Return all the lines below exactly as written. Drop every picture.

[Dataset rows describing interfaces]
==========
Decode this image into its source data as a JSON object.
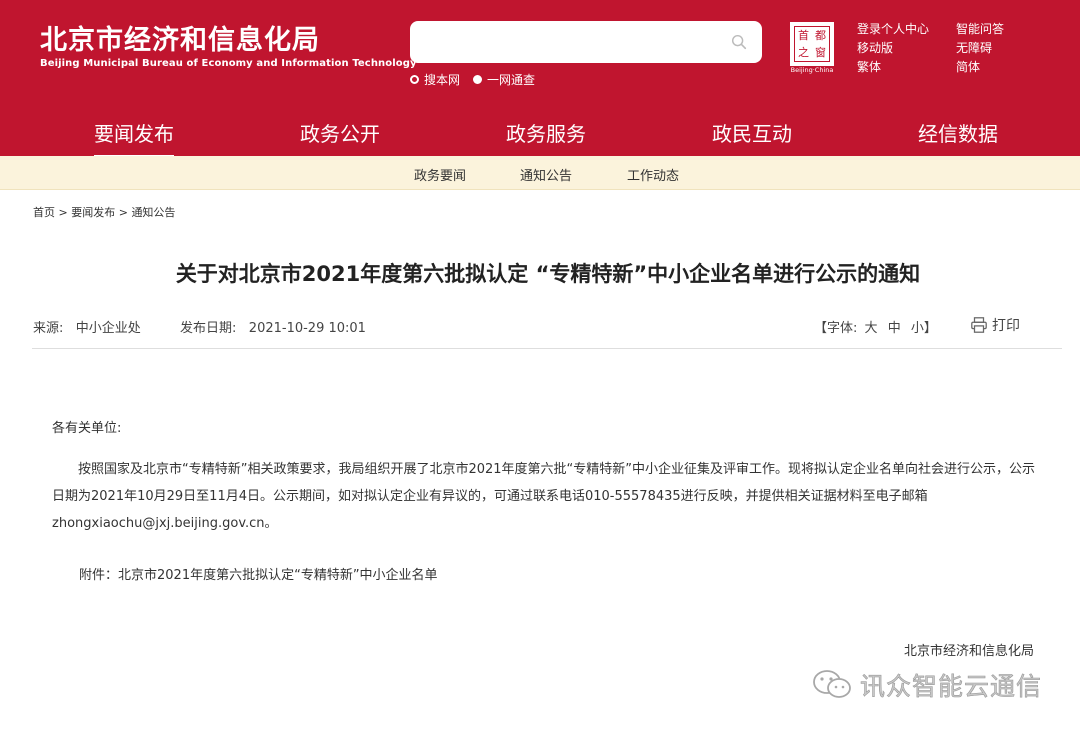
{
  "site": {
    "title_cn": "北京市经济和信息化局",
    "title_en": "Beijing Municipal Bureau of Economy and Information Technology"
  },
  "search": {
    "placeholder": "",
    "scope_site": "搜本网",
    "scope_all": "一网通查"
  },
  "seal": {
    "chars": [
      "首",
      "都",
      "之",
      "窗"
    ],
    "caption": "Beijing·China"
  },
  "toplinks": {
    "col1": [
      "登录个人中心",
      "移动版",
      "繁体"
    ],
    "col2": [
      "智能问答",
      "无障碍",
      "简体"
    ]
  },
  "nav": {
    "items": [
      "要闻发布",
      "政务公开",
      "政务服务",
      "政民互动",
      "经信数据"
    ],
    "active": "要闻发布"
  },
  "subnav": {
    "items": [
      "政务要闻",
      "通知公告",
      "工作动态"
    ]
  },
  "breadcrumb": {
    "items": [
      "首页",
      "要闻发布",
      "通知公告"
    ],
    "separator": ">"
  },
  "article": {
    "title": "关于对北京市2021年度第六批拟认定 “专精特新”中小企业名单进行公示的通知",
    "source_label": "来源:",
    "source": "中小企业处",
    "date_label": "发布日期:",
    "date": "2021-10-29 10:01",
    "font_label": "【字体:",
    "font_large": "大",
    "font_medium": "中",
    "font_small": "小】",
    "print_label": "打印",
    "salutation": "各有关单位:",
    "body": "按照国家及北京市“专精特新”相关政策要求，我局组织开展了北京市2021年度第六批“专精特新”中小企业征集及评审工作。现将拟认定企业名单向社会进行公示，公示日期为2021年10月29日至11月4日。公示期间，如对拟认定企业有异议的，可通过联系电话010-55578435进行反映，并提供相关证据材料至电子邮箱zhongxiaochu@jxj.beijing.gov.cn。",
    "attachment": "附件：北京市2021年度第六批拟认定“专精特新”中小企业名单",
    "signature": "北京市经济和信息化局"
  },
  "watermark": {
    "text": "讯众智能云通信",
    "icon": "wechat-icon"
  },
  "colors": {
    "brand_red": "#c0152f",
    "subnav_bg": "#fbf3dc"
  }
}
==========
## The completed task
Decode this image into its source data as a JSON object.
{
  "site": {
    "title_cn": "北京市经济和信息化局",
    "title_en": "Beijing Municipal Bureau of Economy and Information Technology"
  },
  "search": {
    "placeholder": "",
    "scope_site": "搜本网",
    "scope_all": "一网通查"
  },
  "seal": {
    "chars": [
      "首",
      "都",
      "之",
      "窗"
    ],
    "caption": "Beijing·China"
  },
  "toplinks": {
    "col1": [
      "登录个人中心",
      "移动版",
      "繁体"
    ],
    "col2": [
      "智能问答",
      "无障碍",
      "简体"
    ]
  },
  "nav": {
    "items": [
      "要闻发布",
      "政务公开",
      "政务服务",
      "政民互动",
      "经信数据"
    ],
    "active": "要闻发布"
  },
  "subnav": {
    "items": [
      "政务要闻",
      "通知公告",
      "工作动态"
    ]
  },
  "breadcrumb": {
    "items": [
      "首页",
      "要闻发布",
      "通知公告"
    ],
    "separator": ">"
  },
  "article": {
    "title": "关于对北京市2021年度第六批拟认定 “专精特新”中小企业名单进行公示的通知",
    "source_label": "来源:",
    "source": "中小企业处",
    "date_label": "发布日期:",
    "date": "2021-10-29 10:01",
    "font_label": "【字体:",
    "font_large": "大",
    "font_medium": "中",
    "font_small": "小】",
    "print_label": "打印",
    "salutation": "各有关单位:",
    "body": "按照国家及北京市“专精特新”相关政策要求，我局组织开展了北京市2021年度第六批“专精特新”中小企业征集及评审工作。现将拟认定企业名单向社会进行公示，公示日期为2021年10月29日至11月4日。公示期间，如对拟认定企业有异议的，可通过联系电话010-55578435进行反映，并提供相关证据材料至电子邮箱zhongxiaochu@jxj.beijing.gov.cn。",
    "attachment": "附件：北京市2021年度第六批拟认定“专精特新”中小企业名单",
    "signature": "北京市经济和信息化局"
  },
  "watermark": {
    "text": "讯众智能云通信",
    "icon": "wechat-icon"
  },
  "colors": {
    "brand_red": "#c0152f",
    "subnav_bg": "#fbf3dc"
  }
}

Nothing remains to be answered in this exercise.